WHAT IS EXPECTED
Across the data below, how many lines have the word "tortor" in them? Give the number and nothing else.

EXERCISE INPUTS
- Opening Delimiter -

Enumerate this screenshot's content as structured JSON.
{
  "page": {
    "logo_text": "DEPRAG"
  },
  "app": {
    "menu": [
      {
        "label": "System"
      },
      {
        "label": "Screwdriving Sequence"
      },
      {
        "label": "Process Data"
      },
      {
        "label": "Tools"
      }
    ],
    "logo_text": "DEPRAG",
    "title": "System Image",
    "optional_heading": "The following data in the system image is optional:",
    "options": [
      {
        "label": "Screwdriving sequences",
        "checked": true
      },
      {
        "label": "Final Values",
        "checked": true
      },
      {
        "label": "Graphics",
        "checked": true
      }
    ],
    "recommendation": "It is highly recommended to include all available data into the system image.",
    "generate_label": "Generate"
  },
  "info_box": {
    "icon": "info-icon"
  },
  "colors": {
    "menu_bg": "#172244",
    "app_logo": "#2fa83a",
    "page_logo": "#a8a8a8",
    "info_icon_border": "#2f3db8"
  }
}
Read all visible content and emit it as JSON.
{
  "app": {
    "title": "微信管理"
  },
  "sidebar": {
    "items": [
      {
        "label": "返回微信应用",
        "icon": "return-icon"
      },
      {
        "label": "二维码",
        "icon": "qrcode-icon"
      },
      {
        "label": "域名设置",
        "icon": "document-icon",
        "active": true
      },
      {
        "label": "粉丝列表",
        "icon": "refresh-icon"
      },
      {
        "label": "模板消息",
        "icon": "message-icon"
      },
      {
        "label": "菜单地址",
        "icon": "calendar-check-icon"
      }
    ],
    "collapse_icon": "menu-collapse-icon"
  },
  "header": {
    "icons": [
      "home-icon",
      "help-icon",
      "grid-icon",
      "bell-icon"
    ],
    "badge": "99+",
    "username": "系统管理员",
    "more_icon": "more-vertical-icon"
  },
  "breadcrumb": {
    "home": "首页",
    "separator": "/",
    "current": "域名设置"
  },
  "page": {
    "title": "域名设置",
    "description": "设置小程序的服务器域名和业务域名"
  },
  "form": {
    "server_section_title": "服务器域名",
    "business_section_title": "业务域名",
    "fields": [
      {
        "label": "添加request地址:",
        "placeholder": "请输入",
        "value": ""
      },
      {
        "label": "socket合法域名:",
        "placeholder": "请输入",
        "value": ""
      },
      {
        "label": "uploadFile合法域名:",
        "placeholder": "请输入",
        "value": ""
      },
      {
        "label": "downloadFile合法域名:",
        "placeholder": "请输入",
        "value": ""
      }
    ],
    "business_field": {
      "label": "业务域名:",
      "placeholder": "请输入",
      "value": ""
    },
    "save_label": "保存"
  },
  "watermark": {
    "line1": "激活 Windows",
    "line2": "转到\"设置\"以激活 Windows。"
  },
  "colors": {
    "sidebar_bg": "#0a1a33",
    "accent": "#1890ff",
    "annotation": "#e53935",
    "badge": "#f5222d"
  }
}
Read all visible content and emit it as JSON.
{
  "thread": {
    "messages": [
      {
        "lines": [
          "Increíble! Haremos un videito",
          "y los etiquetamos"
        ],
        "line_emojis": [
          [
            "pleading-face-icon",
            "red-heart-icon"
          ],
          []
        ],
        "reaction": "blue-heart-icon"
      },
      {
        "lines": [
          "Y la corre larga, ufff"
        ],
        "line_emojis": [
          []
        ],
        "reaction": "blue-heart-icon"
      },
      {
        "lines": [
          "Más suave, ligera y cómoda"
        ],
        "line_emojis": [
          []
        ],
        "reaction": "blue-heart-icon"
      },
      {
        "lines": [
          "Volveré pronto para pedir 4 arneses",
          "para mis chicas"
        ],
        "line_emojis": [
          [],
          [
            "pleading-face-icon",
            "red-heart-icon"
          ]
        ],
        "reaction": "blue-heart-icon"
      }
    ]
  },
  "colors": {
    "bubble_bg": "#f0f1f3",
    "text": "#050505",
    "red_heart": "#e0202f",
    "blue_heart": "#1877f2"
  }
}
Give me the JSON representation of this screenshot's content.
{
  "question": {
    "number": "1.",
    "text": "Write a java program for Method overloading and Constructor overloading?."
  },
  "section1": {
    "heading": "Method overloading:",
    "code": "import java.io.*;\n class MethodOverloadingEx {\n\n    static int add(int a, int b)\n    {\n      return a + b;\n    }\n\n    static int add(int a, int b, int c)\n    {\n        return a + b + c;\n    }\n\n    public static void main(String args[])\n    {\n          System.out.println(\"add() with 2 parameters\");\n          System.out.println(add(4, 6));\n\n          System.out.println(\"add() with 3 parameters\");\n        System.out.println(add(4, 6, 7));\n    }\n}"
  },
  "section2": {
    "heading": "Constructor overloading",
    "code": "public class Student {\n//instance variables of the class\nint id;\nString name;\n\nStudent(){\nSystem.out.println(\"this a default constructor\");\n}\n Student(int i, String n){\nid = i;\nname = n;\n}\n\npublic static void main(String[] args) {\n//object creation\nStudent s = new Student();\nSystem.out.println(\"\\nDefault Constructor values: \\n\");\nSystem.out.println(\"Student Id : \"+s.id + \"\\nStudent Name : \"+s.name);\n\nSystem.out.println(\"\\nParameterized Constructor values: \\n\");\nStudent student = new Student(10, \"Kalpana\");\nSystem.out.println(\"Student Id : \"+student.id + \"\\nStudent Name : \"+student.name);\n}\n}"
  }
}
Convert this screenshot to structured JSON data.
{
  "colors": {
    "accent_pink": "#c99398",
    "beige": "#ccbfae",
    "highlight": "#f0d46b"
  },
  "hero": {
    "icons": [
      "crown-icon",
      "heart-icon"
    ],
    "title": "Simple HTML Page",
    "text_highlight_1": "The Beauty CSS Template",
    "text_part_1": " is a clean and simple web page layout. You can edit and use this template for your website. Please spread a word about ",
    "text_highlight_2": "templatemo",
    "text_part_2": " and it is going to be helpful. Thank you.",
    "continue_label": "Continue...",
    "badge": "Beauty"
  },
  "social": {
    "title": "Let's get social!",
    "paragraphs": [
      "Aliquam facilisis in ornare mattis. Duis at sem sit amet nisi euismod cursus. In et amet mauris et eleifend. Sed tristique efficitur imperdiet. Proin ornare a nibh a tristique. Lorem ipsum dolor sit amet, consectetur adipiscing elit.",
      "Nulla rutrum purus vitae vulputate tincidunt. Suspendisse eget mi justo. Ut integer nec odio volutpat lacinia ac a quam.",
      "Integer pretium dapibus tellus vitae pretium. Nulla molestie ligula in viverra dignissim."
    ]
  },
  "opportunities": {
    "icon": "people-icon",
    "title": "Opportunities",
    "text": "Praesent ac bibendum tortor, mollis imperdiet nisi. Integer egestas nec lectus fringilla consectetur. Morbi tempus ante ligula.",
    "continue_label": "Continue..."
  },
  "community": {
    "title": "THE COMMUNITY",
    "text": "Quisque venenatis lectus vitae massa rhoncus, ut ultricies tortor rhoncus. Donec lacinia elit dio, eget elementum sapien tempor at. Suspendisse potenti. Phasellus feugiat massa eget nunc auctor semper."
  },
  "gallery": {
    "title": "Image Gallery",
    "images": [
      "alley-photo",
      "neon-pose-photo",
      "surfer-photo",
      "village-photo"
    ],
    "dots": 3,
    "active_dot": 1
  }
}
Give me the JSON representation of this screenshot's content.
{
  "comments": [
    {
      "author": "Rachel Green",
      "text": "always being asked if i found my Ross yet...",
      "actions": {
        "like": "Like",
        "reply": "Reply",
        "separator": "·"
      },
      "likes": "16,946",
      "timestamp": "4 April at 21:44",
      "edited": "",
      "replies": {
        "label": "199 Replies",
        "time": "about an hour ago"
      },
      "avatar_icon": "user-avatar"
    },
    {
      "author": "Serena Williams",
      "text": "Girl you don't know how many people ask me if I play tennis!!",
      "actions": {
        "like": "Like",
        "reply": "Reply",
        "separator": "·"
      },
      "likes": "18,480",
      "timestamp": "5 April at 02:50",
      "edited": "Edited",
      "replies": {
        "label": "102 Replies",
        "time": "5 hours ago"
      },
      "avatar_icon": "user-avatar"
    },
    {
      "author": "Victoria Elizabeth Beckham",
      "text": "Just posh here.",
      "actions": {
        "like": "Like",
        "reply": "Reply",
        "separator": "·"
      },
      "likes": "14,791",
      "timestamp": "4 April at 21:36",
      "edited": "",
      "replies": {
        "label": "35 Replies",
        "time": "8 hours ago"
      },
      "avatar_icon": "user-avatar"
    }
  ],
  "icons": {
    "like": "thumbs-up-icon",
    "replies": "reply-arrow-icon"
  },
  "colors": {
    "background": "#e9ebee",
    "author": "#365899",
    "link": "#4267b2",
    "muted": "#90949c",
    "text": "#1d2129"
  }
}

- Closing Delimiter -

ANSWER TO THIS TASK
2